Dataset rows describing interfaces
☆ ☆ ☆
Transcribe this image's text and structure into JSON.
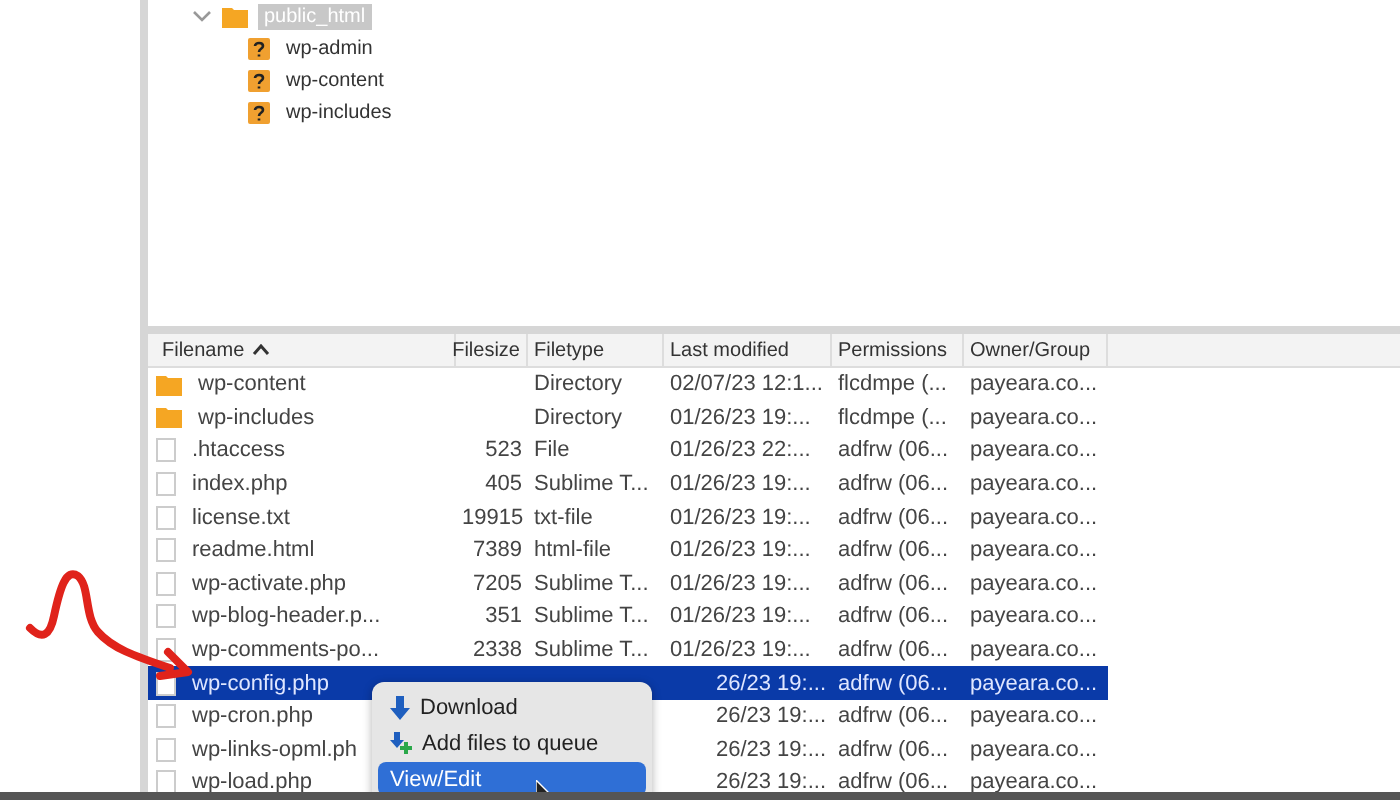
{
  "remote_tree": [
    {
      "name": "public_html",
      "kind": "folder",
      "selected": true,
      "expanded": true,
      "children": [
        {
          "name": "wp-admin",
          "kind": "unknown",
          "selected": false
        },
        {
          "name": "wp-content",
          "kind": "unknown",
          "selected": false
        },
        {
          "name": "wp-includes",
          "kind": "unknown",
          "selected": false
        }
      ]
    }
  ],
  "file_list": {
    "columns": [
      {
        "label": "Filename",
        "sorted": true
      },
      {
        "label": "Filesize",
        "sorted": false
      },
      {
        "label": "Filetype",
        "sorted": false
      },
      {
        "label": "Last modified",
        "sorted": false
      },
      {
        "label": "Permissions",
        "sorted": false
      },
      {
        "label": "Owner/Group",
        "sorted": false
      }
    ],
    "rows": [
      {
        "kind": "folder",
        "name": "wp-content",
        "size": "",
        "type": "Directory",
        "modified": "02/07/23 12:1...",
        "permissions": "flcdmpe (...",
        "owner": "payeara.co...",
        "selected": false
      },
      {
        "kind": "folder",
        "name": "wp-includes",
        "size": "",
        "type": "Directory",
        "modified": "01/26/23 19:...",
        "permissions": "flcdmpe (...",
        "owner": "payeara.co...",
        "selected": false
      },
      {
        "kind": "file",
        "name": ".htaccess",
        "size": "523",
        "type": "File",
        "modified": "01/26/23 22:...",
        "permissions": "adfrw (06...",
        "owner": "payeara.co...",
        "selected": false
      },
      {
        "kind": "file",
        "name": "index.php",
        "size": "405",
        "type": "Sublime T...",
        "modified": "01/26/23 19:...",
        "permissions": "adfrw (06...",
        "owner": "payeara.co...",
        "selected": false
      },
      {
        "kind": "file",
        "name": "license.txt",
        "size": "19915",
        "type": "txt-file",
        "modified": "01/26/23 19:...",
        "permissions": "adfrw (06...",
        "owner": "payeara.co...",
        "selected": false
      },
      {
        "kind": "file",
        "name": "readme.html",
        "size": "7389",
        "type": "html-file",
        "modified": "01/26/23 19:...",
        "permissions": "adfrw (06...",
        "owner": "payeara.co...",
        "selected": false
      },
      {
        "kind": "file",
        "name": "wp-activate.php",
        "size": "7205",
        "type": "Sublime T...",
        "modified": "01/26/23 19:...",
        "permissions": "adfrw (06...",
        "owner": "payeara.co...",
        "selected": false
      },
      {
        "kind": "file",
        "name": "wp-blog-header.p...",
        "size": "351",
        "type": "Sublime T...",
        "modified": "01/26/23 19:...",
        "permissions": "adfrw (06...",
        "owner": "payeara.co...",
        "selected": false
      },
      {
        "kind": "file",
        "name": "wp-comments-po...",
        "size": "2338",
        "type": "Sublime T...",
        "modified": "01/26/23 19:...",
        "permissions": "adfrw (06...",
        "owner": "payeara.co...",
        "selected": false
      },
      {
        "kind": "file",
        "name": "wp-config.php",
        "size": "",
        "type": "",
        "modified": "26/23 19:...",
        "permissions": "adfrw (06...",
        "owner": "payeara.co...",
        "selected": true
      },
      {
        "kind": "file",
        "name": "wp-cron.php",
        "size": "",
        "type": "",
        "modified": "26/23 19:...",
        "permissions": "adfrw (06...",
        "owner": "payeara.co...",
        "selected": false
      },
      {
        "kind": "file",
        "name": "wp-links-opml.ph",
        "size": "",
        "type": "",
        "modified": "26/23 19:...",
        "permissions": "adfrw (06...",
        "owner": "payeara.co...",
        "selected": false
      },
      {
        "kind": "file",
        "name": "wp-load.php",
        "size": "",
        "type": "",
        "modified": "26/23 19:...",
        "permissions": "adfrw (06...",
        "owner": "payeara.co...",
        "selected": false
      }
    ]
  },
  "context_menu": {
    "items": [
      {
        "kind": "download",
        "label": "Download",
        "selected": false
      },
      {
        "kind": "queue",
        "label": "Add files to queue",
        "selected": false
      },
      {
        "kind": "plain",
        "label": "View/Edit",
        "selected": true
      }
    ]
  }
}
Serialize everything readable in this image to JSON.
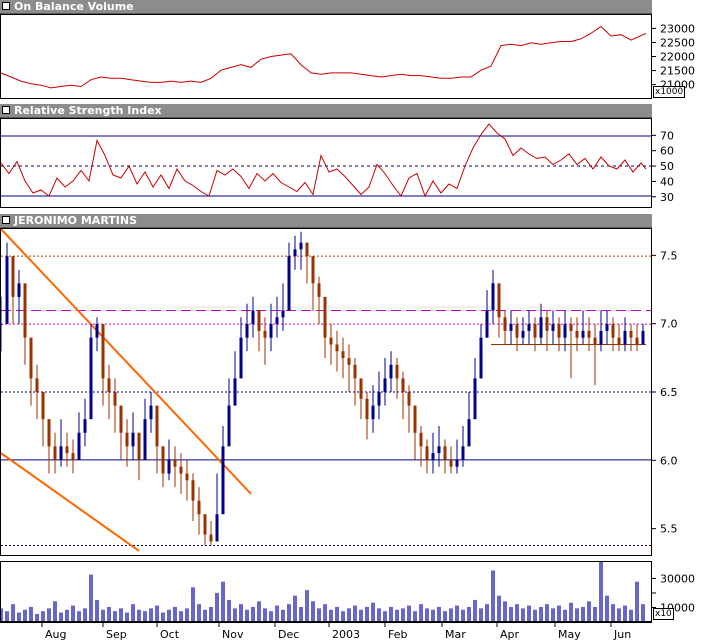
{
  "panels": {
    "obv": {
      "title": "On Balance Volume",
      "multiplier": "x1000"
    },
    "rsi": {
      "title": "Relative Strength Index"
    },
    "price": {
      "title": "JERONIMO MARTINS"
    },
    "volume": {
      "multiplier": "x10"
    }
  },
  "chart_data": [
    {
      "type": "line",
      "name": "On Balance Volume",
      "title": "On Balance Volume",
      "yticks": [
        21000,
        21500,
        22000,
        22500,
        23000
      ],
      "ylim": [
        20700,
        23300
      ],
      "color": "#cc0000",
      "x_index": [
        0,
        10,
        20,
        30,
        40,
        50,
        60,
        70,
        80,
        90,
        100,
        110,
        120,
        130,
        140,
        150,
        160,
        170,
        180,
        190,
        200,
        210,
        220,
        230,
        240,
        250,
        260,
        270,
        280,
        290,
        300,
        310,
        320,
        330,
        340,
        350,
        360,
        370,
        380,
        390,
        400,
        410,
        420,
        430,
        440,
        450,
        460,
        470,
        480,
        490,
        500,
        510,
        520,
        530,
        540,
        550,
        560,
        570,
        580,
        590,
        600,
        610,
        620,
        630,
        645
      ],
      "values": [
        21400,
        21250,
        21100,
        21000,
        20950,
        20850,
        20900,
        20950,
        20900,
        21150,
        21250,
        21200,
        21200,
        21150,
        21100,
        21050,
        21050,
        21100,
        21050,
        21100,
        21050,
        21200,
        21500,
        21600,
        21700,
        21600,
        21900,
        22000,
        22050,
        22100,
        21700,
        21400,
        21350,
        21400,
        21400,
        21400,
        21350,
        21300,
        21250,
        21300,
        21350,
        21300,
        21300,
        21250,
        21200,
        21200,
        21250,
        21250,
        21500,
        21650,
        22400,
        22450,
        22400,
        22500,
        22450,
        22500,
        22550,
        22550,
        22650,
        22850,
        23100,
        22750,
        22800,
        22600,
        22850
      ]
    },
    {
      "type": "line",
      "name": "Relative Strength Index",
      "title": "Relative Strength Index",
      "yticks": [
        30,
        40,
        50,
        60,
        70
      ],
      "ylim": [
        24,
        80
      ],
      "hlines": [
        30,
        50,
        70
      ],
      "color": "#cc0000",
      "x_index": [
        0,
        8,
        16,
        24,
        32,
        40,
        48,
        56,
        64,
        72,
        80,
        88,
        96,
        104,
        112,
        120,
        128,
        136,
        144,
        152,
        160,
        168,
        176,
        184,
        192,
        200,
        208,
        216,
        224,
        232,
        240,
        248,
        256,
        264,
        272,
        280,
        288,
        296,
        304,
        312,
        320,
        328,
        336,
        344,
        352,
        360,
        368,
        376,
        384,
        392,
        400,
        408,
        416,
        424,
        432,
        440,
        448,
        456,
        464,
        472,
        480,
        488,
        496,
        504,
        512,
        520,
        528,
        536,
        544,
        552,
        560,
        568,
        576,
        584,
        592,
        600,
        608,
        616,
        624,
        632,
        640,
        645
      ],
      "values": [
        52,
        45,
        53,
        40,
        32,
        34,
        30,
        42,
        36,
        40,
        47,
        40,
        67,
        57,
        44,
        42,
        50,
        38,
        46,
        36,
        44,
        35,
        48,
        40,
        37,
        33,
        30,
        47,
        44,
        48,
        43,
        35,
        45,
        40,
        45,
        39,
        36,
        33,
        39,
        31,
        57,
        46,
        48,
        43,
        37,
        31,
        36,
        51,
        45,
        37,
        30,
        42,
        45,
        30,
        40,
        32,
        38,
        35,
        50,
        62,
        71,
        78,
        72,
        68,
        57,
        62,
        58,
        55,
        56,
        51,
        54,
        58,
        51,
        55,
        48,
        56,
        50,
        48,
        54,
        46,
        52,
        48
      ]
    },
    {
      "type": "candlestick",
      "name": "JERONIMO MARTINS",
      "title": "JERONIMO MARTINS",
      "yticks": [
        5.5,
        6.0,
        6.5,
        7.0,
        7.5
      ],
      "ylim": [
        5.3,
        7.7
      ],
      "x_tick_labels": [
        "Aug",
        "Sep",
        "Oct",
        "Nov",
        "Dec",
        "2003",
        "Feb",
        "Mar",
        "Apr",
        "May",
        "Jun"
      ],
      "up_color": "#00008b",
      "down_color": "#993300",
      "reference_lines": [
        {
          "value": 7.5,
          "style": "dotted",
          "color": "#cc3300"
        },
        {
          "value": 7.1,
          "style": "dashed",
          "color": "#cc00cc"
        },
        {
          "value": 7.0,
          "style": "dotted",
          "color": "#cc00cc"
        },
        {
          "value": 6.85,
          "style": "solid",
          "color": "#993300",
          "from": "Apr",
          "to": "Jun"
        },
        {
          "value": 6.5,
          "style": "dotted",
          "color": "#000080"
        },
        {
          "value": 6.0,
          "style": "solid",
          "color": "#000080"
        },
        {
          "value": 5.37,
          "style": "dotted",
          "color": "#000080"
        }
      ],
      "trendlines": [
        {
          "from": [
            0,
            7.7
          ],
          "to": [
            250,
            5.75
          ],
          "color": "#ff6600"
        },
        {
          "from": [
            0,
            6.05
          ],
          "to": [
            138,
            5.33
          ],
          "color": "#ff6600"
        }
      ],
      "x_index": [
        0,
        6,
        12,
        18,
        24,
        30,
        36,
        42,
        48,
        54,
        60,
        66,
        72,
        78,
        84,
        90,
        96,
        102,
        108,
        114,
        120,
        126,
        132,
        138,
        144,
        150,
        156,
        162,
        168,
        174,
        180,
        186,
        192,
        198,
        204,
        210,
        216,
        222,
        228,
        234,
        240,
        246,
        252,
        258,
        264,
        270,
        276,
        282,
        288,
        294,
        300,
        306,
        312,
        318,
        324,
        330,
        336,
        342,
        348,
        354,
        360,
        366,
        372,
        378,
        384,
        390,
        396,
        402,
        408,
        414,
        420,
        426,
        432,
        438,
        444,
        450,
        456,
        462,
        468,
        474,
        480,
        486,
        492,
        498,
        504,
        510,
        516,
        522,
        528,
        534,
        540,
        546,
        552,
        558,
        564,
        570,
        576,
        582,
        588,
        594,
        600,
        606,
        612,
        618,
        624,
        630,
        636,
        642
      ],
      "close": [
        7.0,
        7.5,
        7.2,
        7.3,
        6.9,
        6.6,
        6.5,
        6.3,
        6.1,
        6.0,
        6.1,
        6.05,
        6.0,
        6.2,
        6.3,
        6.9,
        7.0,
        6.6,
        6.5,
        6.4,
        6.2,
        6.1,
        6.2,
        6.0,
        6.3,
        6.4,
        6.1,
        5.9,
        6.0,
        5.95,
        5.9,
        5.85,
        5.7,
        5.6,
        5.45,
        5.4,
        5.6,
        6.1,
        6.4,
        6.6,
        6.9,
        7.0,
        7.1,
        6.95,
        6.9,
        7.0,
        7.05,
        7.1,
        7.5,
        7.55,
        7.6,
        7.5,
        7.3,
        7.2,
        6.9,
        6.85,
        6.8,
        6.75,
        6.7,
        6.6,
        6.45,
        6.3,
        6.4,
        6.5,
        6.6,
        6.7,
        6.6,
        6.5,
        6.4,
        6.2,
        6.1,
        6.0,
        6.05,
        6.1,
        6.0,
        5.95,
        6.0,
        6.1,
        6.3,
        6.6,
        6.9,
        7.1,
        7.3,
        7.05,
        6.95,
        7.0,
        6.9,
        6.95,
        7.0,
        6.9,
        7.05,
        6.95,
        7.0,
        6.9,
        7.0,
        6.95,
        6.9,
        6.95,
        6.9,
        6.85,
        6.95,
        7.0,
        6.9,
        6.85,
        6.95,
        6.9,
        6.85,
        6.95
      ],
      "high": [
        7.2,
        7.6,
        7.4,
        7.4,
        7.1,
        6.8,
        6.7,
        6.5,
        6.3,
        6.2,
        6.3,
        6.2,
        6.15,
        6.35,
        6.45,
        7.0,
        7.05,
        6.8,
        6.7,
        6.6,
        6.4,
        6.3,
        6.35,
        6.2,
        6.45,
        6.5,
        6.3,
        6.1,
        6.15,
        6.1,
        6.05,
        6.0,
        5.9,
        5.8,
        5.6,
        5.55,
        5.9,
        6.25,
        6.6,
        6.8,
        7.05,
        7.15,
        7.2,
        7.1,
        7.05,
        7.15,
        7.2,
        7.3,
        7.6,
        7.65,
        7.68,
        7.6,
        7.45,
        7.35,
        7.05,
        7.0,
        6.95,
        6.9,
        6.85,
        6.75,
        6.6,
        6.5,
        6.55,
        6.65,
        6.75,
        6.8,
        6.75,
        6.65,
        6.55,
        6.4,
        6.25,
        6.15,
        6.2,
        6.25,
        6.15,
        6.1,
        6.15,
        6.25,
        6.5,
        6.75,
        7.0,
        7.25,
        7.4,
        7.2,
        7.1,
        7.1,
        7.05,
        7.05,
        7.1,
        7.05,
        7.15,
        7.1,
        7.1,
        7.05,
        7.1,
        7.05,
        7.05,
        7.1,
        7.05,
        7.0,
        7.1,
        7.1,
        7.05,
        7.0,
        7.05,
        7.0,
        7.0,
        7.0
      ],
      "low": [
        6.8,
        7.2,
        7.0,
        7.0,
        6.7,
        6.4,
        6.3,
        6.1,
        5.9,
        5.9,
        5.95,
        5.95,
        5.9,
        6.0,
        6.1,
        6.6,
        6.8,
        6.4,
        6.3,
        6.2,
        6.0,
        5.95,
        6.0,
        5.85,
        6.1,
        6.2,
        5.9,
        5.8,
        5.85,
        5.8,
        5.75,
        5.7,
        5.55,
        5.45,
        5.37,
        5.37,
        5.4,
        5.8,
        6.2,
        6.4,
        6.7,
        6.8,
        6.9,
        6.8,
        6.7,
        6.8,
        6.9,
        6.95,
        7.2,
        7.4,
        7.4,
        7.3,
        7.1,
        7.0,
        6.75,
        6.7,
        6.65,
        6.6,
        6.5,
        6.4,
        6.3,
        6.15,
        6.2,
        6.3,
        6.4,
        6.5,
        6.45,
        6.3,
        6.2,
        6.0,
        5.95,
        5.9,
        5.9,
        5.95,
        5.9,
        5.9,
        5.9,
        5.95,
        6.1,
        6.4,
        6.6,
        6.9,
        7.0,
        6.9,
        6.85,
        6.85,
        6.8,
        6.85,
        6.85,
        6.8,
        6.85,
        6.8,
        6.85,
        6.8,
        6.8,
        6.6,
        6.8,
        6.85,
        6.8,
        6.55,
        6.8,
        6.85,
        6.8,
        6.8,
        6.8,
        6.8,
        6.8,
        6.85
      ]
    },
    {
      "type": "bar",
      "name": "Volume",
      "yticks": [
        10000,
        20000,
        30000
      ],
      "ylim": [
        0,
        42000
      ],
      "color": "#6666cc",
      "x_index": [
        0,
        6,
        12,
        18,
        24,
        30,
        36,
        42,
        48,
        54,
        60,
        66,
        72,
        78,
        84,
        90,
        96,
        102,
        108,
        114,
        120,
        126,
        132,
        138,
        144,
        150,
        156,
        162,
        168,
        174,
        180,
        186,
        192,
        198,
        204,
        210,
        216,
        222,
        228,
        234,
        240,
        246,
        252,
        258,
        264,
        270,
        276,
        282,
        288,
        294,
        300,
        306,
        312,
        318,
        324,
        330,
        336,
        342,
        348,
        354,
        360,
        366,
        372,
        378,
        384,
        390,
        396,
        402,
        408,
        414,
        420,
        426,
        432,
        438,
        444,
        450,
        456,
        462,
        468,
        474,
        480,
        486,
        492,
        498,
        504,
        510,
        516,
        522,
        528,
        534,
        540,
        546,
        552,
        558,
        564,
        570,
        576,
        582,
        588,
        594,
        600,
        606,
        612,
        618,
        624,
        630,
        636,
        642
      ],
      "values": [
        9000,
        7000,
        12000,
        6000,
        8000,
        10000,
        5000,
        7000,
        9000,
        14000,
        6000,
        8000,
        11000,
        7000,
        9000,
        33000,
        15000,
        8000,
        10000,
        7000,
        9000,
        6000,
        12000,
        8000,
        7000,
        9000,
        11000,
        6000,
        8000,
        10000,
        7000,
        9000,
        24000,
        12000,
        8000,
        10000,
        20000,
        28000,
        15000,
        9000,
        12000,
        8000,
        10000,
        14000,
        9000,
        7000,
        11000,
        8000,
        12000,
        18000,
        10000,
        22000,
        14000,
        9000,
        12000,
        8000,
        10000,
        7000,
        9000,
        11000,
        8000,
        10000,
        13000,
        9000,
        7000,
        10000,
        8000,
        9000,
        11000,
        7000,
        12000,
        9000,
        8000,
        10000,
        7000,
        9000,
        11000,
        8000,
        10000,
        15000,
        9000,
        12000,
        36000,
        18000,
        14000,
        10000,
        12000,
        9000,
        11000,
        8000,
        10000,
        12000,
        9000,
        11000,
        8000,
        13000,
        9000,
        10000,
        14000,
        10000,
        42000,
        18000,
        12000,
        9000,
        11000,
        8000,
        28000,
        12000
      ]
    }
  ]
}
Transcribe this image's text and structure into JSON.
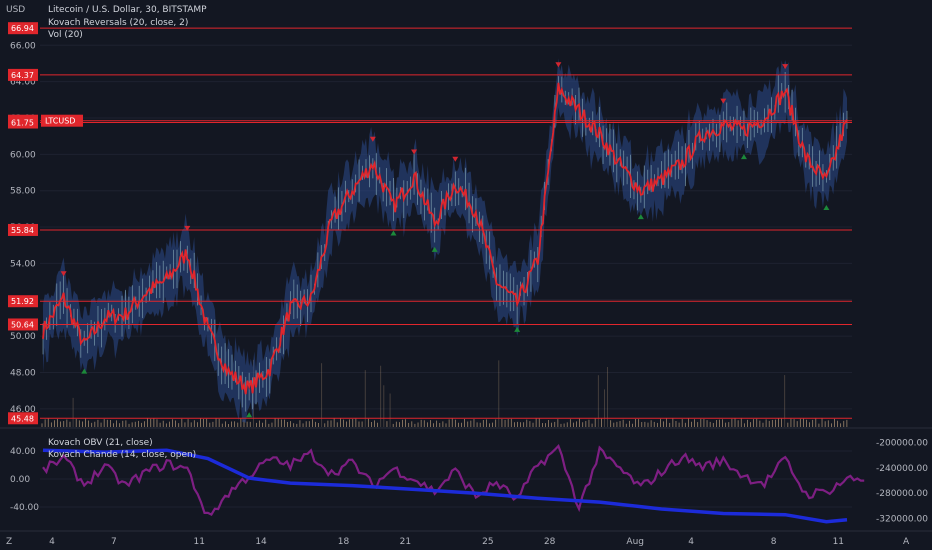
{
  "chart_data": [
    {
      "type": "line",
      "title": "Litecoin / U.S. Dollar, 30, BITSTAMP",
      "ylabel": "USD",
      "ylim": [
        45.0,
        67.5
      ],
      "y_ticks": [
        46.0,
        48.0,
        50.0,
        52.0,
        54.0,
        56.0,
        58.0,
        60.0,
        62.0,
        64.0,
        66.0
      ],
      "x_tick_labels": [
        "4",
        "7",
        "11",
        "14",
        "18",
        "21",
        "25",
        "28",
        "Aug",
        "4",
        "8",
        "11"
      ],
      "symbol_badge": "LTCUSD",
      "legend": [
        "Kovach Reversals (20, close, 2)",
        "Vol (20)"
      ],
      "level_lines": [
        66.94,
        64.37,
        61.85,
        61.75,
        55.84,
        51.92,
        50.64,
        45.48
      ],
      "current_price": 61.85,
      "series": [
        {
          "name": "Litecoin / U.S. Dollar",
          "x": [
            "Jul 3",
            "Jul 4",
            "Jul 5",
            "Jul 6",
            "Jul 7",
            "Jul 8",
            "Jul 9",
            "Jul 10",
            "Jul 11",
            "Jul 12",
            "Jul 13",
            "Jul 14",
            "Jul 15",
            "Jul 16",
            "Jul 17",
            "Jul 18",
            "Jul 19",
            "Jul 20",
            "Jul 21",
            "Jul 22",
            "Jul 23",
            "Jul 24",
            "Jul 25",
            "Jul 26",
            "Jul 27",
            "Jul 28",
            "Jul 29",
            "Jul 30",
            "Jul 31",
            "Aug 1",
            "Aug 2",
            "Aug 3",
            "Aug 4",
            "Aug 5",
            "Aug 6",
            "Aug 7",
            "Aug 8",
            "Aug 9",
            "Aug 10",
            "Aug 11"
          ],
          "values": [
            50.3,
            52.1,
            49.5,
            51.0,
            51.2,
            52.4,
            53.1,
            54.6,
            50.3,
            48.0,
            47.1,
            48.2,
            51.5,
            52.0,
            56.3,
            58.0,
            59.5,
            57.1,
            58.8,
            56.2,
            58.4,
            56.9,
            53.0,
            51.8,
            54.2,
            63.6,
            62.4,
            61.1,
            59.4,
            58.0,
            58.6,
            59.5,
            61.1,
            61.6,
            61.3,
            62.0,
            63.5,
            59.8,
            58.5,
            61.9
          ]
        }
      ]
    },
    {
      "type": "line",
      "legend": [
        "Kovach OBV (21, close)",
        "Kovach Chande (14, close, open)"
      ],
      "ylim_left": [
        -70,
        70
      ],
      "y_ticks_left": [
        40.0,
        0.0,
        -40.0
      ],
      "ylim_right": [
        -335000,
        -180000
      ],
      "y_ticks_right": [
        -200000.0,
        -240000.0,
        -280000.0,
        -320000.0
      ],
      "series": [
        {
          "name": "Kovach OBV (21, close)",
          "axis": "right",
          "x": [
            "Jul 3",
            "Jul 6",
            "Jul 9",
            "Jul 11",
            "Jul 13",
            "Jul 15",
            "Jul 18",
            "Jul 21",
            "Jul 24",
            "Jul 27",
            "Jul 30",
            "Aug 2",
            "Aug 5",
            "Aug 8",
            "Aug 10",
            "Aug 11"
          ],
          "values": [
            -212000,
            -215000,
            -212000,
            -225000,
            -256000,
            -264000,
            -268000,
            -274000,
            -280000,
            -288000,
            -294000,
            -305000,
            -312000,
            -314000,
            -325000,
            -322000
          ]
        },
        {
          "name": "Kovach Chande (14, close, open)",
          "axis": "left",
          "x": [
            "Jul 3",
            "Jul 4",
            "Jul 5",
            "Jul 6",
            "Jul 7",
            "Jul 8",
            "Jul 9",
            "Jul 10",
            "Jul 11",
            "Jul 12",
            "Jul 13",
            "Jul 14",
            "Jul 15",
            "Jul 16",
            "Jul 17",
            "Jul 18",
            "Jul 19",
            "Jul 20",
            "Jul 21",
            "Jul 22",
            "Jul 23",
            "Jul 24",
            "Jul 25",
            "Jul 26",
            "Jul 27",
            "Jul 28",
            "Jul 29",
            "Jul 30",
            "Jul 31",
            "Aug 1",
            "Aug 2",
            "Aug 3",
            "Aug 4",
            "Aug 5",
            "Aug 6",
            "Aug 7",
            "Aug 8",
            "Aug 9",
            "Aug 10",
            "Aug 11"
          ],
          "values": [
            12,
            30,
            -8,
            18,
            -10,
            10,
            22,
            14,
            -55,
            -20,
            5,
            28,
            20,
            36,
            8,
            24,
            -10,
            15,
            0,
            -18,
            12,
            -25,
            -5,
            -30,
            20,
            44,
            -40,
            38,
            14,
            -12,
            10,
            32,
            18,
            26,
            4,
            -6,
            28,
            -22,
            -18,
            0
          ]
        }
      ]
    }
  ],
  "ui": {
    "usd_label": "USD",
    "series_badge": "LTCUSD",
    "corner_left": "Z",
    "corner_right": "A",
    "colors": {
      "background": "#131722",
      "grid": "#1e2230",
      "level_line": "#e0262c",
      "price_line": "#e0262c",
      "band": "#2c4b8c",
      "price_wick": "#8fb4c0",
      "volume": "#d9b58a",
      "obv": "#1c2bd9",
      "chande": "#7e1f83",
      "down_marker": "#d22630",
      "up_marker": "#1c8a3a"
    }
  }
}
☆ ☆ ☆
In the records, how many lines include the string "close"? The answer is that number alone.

6